* Task item
Copy out lines with the word "company" from the material that follows.

* Dataset records
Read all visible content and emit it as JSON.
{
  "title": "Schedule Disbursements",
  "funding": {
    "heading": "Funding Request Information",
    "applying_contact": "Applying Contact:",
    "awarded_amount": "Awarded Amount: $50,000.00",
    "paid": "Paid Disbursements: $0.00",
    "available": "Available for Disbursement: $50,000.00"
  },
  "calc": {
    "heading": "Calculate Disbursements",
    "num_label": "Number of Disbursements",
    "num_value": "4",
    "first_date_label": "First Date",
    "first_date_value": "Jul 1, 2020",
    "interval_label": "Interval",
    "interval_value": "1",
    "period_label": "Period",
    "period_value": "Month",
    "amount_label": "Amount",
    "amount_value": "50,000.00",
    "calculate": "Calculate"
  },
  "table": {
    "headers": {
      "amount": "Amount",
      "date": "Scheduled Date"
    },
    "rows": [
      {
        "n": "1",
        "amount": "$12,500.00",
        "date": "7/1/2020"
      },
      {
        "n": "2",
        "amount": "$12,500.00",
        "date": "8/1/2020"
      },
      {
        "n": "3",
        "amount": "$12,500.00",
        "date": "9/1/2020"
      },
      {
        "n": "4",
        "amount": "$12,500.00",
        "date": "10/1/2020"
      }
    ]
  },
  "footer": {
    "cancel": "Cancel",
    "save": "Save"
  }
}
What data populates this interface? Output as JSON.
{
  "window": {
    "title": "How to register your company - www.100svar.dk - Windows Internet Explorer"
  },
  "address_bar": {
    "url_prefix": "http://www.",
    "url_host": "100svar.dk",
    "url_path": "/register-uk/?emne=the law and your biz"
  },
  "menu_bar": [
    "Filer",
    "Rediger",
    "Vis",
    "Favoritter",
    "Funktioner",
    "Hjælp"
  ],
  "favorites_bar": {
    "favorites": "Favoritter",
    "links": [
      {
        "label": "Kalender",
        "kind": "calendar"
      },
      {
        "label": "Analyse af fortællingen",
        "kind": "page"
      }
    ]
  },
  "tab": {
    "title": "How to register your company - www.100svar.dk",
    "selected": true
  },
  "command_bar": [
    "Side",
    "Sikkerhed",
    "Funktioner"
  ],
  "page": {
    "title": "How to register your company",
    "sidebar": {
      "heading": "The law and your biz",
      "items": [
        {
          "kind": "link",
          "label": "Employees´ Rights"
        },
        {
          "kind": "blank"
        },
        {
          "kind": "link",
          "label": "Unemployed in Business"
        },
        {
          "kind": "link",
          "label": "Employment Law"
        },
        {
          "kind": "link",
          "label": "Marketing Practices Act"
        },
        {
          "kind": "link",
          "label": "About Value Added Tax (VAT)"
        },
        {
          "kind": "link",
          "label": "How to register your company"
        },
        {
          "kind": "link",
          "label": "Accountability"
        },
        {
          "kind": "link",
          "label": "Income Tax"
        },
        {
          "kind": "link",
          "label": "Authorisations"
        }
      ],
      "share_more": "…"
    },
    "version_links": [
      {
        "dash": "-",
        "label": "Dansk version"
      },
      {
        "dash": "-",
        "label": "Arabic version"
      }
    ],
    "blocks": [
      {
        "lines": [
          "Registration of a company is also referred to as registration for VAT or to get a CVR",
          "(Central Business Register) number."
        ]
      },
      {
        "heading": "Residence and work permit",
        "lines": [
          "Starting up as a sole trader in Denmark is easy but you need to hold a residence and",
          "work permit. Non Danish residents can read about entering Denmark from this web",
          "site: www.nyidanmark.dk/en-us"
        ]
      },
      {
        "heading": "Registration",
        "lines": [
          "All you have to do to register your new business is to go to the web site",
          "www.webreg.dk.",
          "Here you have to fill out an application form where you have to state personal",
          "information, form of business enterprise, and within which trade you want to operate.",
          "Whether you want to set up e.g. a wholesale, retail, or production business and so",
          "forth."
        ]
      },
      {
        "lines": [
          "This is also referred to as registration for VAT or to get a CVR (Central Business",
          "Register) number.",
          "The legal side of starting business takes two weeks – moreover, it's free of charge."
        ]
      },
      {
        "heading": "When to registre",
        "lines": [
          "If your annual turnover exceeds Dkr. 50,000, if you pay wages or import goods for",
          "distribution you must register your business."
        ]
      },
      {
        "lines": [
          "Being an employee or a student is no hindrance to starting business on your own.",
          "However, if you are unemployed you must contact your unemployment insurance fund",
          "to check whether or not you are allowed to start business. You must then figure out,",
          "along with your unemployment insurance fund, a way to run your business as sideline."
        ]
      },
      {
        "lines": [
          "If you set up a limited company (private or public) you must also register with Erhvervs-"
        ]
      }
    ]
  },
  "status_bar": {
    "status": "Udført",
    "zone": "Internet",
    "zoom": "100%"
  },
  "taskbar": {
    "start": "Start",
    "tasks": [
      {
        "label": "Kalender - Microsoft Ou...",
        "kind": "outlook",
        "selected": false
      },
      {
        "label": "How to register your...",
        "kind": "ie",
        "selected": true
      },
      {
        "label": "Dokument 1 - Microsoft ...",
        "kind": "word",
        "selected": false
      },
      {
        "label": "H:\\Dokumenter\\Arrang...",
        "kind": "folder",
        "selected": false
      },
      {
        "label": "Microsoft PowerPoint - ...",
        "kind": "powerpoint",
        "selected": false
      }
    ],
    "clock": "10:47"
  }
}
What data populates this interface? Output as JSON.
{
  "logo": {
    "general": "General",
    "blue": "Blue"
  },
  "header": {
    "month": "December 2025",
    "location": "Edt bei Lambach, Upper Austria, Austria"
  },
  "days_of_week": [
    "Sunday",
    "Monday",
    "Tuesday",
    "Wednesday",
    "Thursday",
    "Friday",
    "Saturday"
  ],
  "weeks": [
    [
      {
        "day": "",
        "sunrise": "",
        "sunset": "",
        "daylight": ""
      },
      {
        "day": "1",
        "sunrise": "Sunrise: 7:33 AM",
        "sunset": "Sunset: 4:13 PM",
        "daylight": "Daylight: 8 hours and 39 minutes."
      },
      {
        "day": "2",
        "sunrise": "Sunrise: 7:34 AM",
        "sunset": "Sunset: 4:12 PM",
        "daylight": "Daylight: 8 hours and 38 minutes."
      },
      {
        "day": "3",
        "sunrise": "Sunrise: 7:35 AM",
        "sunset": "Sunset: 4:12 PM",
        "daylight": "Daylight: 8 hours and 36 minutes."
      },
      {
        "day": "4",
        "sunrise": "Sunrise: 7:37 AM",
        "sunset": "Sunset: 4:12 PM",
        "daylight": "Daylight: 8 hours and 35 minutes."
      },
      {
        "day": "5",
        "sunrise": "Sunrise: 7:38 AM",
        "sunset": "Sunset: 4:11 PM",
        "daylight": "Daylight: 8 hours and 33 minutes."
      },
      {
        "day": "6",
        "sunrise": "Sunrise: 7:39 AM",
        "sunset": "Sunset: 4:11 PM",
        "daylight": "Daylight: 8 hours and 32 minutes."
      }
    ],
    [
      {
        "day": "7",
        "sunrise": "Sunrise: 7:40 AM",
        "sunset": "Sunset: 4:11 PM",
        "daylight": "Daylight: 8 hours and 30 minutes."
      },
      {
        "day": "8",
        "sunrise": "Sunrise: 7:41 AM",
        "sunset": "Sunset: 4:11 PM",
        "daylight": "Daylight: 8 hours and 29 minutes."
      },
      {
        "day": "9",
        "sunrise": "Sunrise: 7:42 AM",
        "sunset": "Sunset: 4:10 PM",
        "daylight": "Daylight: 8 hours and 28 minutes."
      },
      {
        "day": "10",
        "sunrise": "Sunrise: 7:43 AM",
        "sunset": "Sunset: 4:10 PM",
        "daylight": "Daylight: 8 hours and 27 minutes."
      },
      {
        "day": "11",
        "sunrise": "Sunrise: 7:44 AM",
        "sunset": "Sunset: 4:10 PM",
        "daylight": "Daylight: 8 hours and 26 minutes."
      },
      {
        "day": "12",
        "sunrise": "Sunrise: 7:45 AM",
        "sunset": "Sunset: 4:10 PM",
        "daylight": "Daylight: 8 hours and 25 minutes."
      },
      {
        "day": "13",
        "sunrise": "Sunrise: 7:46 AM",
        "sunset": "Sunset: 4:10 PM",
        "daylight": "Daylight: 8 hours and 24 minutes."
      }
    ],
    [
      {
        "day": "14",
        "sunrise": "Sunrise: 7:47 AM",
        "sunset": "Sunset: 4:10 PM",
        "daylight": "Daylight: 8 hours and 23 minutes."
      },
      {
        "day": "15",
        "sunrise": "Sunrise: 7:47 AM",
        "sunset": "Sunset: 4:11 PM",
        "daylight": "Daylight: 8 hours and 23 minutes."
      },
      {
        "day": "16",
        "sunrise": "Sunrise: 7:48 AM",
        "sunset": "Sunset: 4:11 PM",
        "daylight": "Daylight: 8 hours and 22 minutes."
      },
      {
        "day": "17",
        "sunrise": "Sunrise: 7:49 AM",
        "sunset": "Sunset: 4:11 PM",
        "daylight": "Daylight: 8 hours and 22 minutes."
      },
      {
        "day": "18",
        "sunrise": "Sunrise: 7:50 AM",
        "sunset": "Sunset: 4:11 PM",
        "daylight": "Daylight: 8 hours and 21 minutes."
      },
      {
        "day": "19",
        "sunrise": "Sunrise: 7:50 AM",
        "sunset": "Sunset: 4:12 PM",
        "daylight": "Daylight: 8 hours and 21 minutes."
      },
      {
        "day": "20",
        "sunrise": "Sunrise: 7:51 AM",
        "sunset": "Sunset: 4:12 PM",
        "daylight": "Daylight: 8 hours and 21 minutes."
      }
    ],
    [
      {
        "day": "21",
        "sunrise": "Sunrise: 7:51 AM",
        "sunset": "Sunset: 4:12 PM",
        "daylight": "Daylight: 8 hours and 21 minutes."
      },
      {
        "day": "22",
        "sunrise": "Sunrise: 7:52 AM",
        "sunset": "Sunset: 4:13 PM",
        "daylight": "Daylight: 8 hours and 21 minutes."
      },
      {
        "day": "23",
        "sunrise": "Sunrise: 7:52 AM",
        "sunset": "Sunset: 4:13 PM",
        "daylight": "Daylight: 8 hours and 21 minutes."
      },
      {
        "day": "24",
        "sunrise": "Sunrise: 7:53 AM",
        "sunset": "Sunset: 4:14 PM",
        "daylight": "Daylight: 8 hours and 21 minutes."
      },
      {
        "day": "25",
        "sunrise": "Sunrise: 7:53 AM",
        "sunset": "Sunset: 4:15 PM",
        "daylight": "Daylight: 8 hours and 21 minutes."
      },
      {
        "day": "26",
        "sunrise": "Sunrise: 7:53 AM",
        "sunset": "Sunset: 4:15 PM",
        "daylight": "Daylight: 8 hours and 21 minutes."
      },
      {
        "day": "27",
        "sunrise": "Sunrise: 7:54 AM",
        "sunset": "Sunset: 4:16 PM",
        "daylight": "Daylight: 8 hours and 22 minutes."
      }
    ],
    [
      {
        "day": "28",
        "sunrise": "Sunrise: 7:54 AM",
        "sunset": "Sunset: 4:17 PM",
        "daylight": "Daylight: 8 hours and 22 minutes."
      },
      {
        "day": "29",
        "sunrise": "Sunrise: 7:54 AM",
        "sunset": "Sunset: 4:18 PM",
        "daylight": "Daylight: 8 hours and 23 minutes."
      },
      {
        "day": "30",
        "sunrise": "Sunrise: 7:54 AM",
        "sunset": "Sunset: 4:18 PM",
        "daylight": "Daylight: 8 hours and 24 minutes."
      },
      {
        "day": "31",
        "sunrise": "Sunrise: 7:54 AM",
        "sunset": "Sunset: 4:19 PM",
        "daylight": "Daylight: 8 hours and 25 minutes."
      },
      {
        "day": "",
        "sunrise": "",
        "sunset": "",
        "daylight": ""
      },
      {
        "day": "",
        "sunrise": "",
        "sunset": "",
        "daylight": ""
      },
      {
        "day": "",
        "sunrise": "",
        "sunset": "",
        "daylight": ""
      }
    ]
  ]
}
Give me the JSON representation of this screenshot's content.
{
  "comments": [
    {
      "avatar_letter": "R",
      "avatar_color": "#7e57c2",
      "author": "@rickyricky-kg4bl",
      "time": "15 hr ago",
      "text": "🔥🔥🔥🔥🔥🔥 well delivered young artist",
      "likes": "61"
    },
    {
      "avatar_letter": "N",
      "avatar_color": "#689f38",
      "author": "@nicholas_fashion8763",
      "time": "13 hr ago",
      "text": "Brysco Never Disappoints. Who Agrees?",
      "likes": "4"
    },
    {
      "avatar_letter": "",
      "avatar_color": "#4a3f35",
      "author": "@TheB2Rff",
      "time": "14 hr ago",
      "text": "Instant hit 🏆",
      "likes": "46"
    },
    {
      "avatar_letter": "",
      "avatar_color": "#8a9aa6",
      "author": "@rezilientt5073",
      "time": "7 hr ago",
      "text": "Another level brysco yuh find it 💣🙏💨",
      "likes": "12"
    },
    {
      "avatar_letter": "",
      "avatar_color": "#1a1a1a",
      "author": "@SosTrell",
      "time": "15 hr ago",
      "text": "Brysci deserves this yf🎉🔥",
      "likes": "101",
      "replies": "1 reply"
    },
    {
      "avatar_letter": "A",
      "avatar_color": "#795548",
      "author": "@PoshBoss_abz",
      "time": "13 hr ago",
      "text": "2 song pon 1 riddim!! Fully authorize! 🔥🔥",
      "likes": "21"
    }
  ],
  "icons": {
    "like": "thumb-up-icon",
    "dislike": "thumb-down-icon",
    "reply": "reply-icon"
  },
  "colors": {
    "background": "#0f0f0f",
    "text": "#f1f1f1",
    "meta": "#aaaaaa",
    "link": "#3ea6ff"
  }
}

* Response
    "title": "How to register your company - www.100svar.dk - Windows Internet Explorer"
    "title": "How to register your company - www.100svar.dk",
    "title": "How to register your company",
          "label": "How to register your company"
          "Registration of a company is also referred to as registration for VAT or to get a CVR",
          "If you set up a limited company (private or public) you must also register with Erhvervs-"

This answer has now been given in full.